- Had the game crash on me a couple of times when attempting to start it up.
- Lack of in-game volume settings for music, sfx, voice chat.
What I’d Like to See
- As mentioned in the dislikes, it could use more environments and enemy types, something which I definitely see happening in the future considering its still in early access. I liked encountering the outdoor environments when doing dungeons so I hope to see more of those with different biomes. In terms of enemies I’d like to see some non-humanoid based foes to encounter such as spiders, bats, slimes, and maybe even some kind of aquatic monster for the areas that have water. Maybe some of these do exist in the game, but I didn’t encounter them.
- More weapons are a given even though there are a decent amount right now. He is currently in the process of added more special “Marked” weapons to unlock, however there is only one right now. I think it would be neat if this feature was slightly re-worked to perhaps offer enhanced versions of existing weapons as well with randomized affixes. This would give constant surprises from these chests, but would cause a issue with how to store these potentially infinite amount of weapons. One idea would be to provide storage for up to 2 or 3 rare variants for each type and any extras could be sold for extra gold.

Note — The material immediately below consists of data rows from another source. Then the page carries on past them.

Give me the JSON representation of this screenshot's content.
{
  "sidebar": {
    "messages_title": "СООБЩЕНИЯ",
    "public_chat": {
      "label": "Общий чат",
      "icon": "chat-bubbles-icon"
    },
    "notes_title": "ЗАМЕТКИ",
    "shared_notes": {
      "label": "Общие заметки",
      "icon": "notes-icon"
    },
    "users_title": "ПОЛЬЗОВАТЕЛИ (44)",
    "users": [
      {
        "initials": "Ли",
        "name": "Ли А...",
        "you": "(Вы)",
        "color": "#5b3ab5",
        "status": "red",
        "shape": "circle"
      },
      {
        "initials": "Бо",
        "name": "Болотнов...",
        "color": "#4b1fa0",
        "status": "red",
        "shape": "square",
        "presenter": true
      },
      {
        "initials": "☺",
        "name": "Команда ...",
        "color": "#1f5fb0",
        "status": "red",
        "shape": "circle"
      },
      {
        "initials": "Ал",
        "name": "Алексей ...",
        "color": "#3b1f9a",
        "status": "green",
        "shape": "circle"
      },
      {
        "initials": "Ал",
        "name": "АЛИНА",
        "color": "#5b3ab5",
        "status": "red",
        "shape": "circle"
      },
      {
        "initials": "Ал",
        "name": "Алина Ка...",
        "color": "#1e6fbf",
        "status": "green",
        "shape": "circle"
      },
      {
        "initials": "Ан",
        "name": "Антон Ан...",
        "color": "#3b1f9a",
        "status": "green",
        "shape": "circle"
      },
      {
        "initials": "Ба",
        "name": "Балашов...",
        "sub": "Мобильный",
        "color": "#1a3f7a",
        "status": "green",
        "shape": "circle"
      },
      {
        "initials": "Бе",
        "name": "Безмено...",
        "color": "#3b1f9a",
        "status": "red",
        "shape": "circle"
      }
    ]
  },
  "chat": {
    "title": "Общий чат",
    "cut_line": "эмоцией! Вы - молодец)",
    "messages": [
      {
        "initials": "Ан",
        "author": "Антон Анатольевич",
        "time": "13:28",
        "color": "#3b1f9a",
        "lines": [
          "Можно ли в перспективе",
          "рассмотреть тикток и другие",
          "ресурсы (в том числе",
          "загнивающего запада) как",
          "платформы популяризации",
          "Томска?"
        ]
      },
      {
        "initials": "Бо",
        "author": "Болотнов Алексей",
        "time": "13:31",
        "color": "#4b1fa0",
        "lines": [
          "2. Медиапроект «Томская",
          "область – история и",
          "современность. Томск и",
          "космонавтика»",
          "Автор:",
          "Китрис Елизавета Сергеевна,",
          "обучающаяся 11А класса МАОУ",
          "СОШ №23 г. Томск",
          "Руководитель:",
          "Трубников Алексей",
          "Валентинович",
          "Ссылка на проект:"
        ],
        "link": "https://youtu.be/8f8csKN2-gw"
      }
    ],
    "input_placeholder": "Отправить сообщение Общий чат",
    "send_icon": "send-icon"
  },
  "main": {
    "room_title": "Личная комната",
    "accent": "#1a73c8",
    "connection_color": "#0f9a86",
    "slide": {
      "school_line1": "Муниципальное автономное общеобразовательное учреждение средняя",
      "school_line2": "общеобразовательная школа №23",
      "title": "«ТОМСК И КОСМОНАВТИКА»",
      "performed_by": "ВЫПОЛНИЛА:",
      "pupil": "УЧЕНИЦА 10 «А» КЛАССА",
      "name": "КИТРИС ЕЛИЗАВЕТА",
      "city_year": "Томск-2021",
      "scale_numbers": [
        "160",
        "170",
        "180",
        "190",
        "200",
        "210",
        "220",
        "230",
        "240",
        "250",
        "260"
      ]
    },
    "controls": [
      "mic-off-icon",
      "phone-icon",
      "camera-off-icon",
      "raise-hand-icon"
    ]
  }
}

Affixes on these special variants could be things like increased damage, gold on hit, health drain, reduced weight, faster charge, etc. If the extra inventory was a concern the chests could always just unlock and slap the new affix on the already existing weapon too and then the player could choose what affixes they wanted if they had multiple. A new gear enchanting feature of some kind could achieve this as well though without having to change how those chests work. Basically I am just a fan of things that allow even deeper customization and character progression.
- I’d like to see some more endgame options after the Necromancer has been defeated.
- Workshop support for custom player dungeons.
- Some type of rare loot system either through enemy drops or well-hidden chests in dungeons.
- More physical interaction with objects such as closets, drawers, physics objects. This would make those hidden object rooms a bit more fun to investigate having to open all the doors and lift up small objects to see if something is hidden under them.
Is it Worth the current entry price?
VR Dungeon Knight is on track to be a great VR title currently thanks to its gameplay that encourages a lot of physical interaction with enemies and the environment. There is also the lone developer, Thomas of Blackjard Softworks, who is appears to be very passionate about his project, actively responding to and helping out players on the forums as well as finding the time to prepare meaty patches for the game at a steady rate. These two factors alone should give an interested potential buyer good reason to hit that purchase button, however the final decision will come down to how you want to play the game. If you are set on playing this game solely in online co-op with a friend, keep in mind that this feature is still in a testing phase so can be quite buggy and laggy with crashes and other odd issues at times. Playing solo is another story however as it was a very smooth running and fun experience for me in that department.
With the sale going on right now that will be ending very soon on October 8th I’d say its probably worth a buy for anyone looking for this type of VR gaming experience as it is one of the best of its kind right now. There is also still a lot of room to grow over time to add more content variety and of course patch up some of those nasty issues plaguing multiplayer.
We’ll be back again with a full review once the game has left early access and will continue to offer news updates when major content patches arrive.